Whatever Stanford tries with Andrew Luck behind center, it usually works. Lining tight ends up wide against cornerback? Successful. Throwing to running backs and tight ends almost 50 percent of the time? It works. Eschewing the pass in favor of a nothing-but-runs attack? Ask the Washington defense how that turned out.
Stanford is perhaps the best team in the country at identifying matchups and exploiting the hell out of them. For a lot of explosive offenses, defensive personnel is almost of secondary concern. They are just going to do what they want to do, and it is usually going to work. Stanford, on the other hand, is going to figure out which matchups they can exploit and which alignments you cannot stop, and bludgeon you to death by hammering away repeatedly. This approach has resulted in some deliciously odd full-season numbers. Some highlights:
- Only two wideouts are among Stanford's top seven receivers, in terms of target rate. Chris Owusu (22-percent target rate) is No. 1, wonderfully-named Griff Whalen (20 percent) is No. 2, and Nos. 3-7 are all tight ends and running backs. Overall, wideouts are targeted only 53 percent of the time.
- Andrew Luck only targets wideouts 50 percent of the time on standard downs. He is almost equally likely to target Owusu (29 targets on standard downs), Whalen (24), tight ends Zach Ertz (21) and Coby Fleener (17) or fullback Ryan Hewitt (15).
- Depending on the defense they face, Stanford's game plan can shift 180 degrees. Against Duke, the Cardinal ran the ball just 47 percent of the time on standard downs and 46 percent on passing downs. Against Colorado: 59 percent and 26 percent. Against Washington: 70 percent and 50 percent. Pinpoint what you cannot stop, and do it until you stop it. (And you won't ever stop it.)
USC's recent surge (two weeks qualifies as a "surge," right?) comes in part because of its sudden ability to prevent big plays. That matters less against a Stanford offense that doesn't necessarily aim for them. They are more than happy to pick you part up the middle and on the sidelines if that's what you give them. USC's efficiency may still be in question; we will find out about that tonight.
For the season, Stanford's opponent-adjusted offensive numbers have only been good, not great. This is, in part, because of the weakness of the Cardinal schedule to date. Things will pick up for them now; after tonight's visit to Southern California, they head to Corvallis to take on another team suddenly figuring out how to play football (Oregon State ranks 47th in Def. F/+), then hosts Oregon (eighth), California (45th) and Notre Dame (18th) to close out the season.

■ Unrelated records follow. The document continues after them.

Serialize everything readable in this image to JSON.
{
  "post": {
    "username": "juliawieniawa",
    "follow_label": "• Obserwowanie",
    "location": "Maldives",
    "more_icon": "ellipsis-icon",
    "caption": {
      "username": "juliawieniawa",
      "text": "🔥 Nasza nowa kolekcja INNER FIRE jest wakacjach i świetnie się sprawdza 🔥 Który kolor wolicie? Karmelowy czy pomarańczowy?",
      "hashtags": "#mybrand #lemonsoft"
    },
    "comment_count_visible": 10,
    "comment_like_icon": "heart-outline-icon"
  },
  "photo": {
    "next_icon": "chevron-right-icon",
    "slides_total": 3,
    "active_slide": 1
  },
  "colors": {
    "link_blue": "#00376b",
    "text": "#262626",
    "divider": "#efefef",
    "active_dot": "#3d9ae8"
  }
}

That is still not a murderous stretch by any means, but it is a vast leap in difficulty from what has been, to date, the fourth-weakest schedule in college football. Will the "give the ball to anybody, at any time, from any formation, at any moment" approach still work when the defenses improve and mismatches are more difficult to find? Will Luck and company have to curtail the most random aspects of the gameplan? And of course, can USC keep up its recent improvement? Few of today's games have more questions associated with it than this one. Stanford's true road to an undefeated season begins this evening.